  • We want to be able to interact with the cube in our scene. We will do this by using a ‘PhysicsRaycaster’ component and an Event System with the GazeInputModule that the raycaster will communicate with. Add the ‘PhysicsRaycaster’ component to the ‘Camera’ (this will cause a ray to be cast in the direction the ‘Camera’ is facing)
  • In the Hierarchy panel, create an ‘EventSystem’ GameObject (Create > UI > EventSystem)
  • Add the ‘GazeInputModule’ script component to your ‘EventSystem’
  • Click the cog icon on the ‘GazeInputModule’ component, and select ‘Move Up’
  • Make sure the ‘GazeInputModule’ component is above the ‘StandaloneInputModule’ in the Inspector panel for you ‘EventSystem.’ This will give ‘GazeInputModule’ precedence over the components below it. Without doing this, the selection process will look laggy, and might not work properly
  • Select the ‘Cube’ in the Hierarchy. Add an ‘Event Trigger’ component to it. This will allow the ‘Cube’ to do something when selected

Step 15: Test it — see the smooth hover animation

  • Run the simulator, and rotate the camera so that the reticle is hovering over the cube. You should see an animation where the reticle changes from a dot to a circle (indicating to the user that he/she can interact with the cube — even though we haven’t implemented this interaction yet)
  • Exit the simulator

Step 16: Player interaction with the cube

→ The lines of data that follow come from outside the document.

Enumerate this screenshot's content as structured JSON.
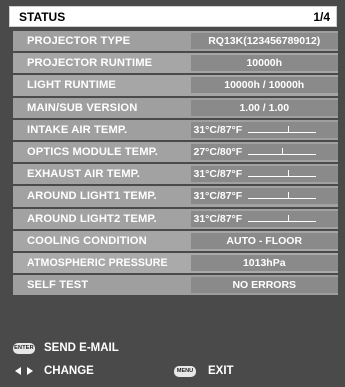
{
  "header": {
    "title": "STATUS",
    "page": "1/4"
  },
  "rows": [
    {
      "label": "PROJECTOR TYPE",
      "value": "RQ13K(123456789012)"
    },
    {
      "label": "PROJECTOR RUNTIME",
      "value": "10000h"
    },
    {
      "label": "LIGHT RUNTIME",
      "value": "10000h / 10000h"
    },
    {
      "label": "MAIN/SUB VERSION",
      "value": "1.00 / 1.00"
    },
    {
      "label": "INTAKE AIR TEMP.",
      "value": "31°C/87°F"
    },
    {
      "label": "OPTICS MODULE TEMP.",
      "value": "27°C/80°F"
    },
    {
      "label": "EXHAUST AIR TEMP.",
      "value": "31°C/87°F"
    },
    {
      "label": "AROUND LIGHT1 TEMP.",
      "value": "31°C/87°F"
    },
    {
      "label": "AROUND LIGHT2 TEMP.",
      "value": "31°C/87°F"
    },
    {
      "label": "COOLING CONDITION",
      "value": "AUTO - FLOOR"
    },
    {
      "label": "ATMOSPHERIC PRESSURE",
      "value": "1013hPa"
    },
    {
      "label": "SELF TEST",
      "value": "NO ERRORS"
    }
  ],
  "footer": {
    "enter_key": "ENTER",
    "send_email": "SEND E-MAIL",
    "change": "CHANGE",
    "menu_key": "MENU",
    "exit": "EXIT"
  },
  "colors": {
    "background": "#4a4a4a",
    "row": "#a2a2a2",
    "value_box": "#8a8a8a",
    "text": "#ffffff"
  },
  "icons": {
    "change": "left-right-arrows-icon"
  }
}
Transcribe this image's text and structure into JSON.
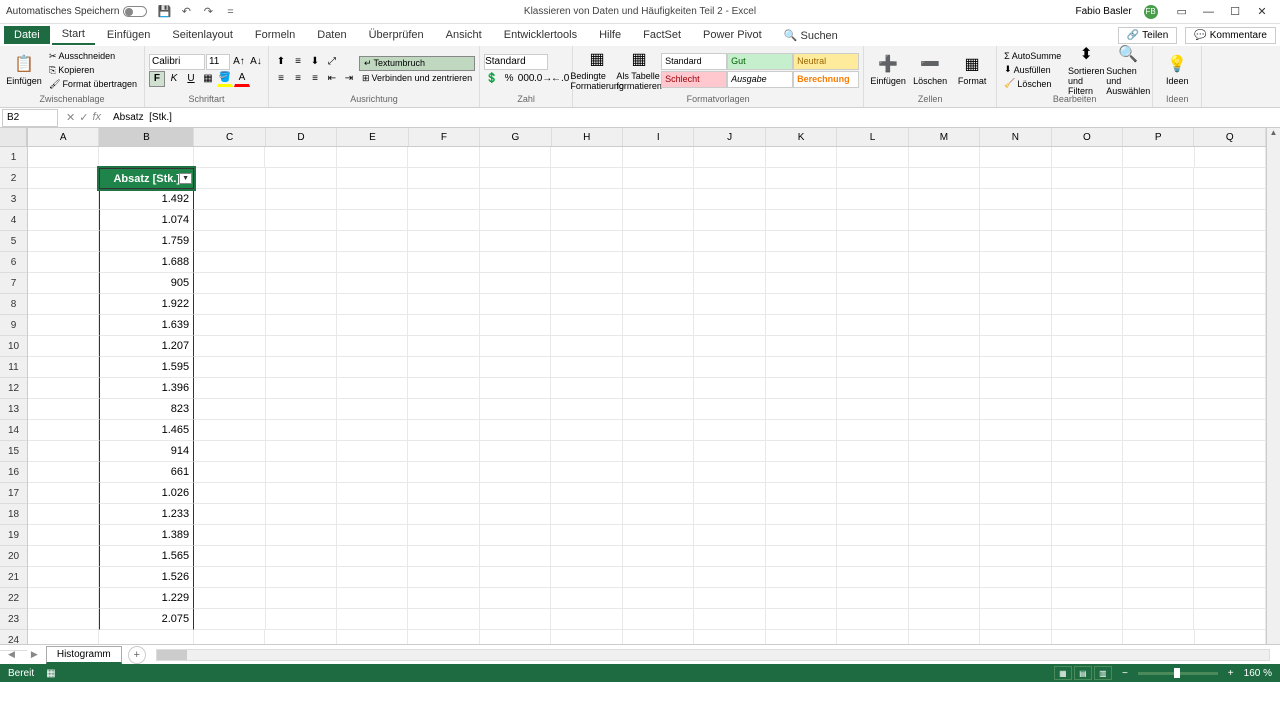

  • Select the ‘Cube’ and add the ‘Move Random’ script to it. Fill in the script’s properties with the values I supplied below. This is the script we want to trigger when the player selects the ‘Cube’ (it will toggle the cube into moving in a random direction)
  • In the Cube’s ‘Event Trigger’ section (in the Inspector panel), select Add New Event Type > PointerDown (this will be triggered when the player presses down on the Google Cardboard’s button)
  • Click the plus in the ‘Pointer Down’ section to add a new event
  • Drag the ‘Move Random (Script)’ below the ‘Event Trigger (Script)’ into the empty ‘Pointer Down’ event property
  • Select No Function > MoveRandom > ToggleRandomMovement(). This means that a ‘Pointer Down’ event will trigger the ‘ToggleRandomMovement()’ function from the ‘Move Random (Script)’

Step 17: Chase the Cube!

  • Run the simulator, select the cube, and it should start moving in a random direction! If you select the cube again, it will stop moving
  • I encourage you to look into the script files (especially AutoFly) and try to figure out what’s happening to run the small amount of logic behind this app. Play around with the script parameters; see what happens when you make yourself or the cube faster!
  • Just like you did before, build and run this app on your Google VR Viewer (if you have one). It’s a simple app, but a lot of fun to experience on something like the Google Cardboard!

I hope you enjoyed this tutorial. If you’re looking for what to do next, I would suggest starting your own mini-project where you build something from scratch (and look up things as you go along). Don’t start too big; try to recreate something like the Autofly script on your own.

Unity has a ton of tutorials if you want to learn that way. But I implore you to learn by doing. Create a sandbox in Unity where you can play around with all the cool new features you learn about (it’s fun, and very helpful to make things yourself!)